The games are slow, and our attention span grows shorter with each passing day. The season is long (162 games), making each game feel less consequential. By contrast, the NFL season is only 17 games until playoffs.
The last time I made this “easy” an argument was in business school when I argued that Fisher Price was making a big mistake in abandoning its strategy to make well-crafted wooden toys that could be handed down in favor of a plastic “ATV Explorer” that defied the Fisher Price quality stamp. I had excellent reasons to make my case, but I was completely wrong. This was borne out when I visited my toddler niece a few weekends later, who was riding her ATV Explorer. My brother explained, “Everyone has one.”
Sometimes obvious conclusions just aren’t right. It’s true that the game of baseball requires patience, and our attention span is getting shorter. It’s also true that while football has Tom Brady and basketball has LeBron James, baseball lacks an equivalent media star in a world where media dominates.
But baseball has some obvious virtues that make rebirth possible. Let’s start with baseball’s massive global appeal, akin to soccer. More than 100 nations play the game, and within the MLB many of today’s top talent comes from abroad. The Dominican Republic itself has 169 players on the MLB rosters.
Then there’s the aspect that our youth are playing the game. Baseball finishes only second to basketball using the metric of “youth participation” based on a recent U.S. government national survey. It’s reported that 3.4 million kids ages 6 to 12 played organized baseball in 2020, slightly less than basketball at 4.1 million, but significantly higher than soccer participation (1.7 million) and tackle football (0.8 million). If our kids stick with it, the graying of baseball’s fan base may become less gray.
Two other factors provide hope to America’s game.

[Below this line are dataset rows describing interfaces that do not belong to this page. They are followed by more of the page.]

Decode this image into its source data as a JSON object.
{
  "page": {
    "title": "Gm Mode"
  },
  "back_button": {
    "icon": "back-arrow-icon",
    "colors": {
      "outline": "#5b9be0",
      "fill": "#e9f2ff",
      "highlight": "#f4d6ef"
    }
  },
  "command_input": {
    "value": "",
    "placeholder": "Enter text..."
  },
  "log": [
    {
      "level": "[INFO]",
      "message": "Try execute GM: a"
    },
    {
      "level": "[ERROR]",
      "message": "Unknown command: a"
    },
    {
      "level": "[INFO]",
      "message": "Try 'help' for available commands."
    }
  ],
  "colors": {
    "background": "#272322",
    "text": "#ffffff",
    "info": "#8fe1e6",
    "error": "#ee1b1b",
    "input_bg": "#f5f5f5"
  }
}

Since COVID, we have made some personal adjustments, and for many, there is a recognized need to relax more fully. This trend is captured in a new word, “Calmtainment,” where we cast aside violence and fast-paced content for a more soothing entertainment choice.
What could be more soothing in sports than baseball? Last year’s “boring” is this year’s “peaceful watching.” Even before I researched this trend, my 27-year-old son made this argument. When watching baseball, we can become low-angst couch potatoes — “low” versus “no” because we do have a horse in the race (aka, the Boston Red Sox).
Finally, private equity firms are seeing a future in the game as they continue to invest in baseball teams. To be clear, they’re not investing for the love of the game but rather for recurring revenue streams. According to Forbes, the annual MLB broadcast deal is nearly $2 billion, and that’s revenue before tickets, cable rights, and T-shirt sales. The trend to invest will continue.
For all these reasons and more, doing a riff on Mark Twain, reports of baseball’s death are greatly exaggerated.
I, for one, am glad.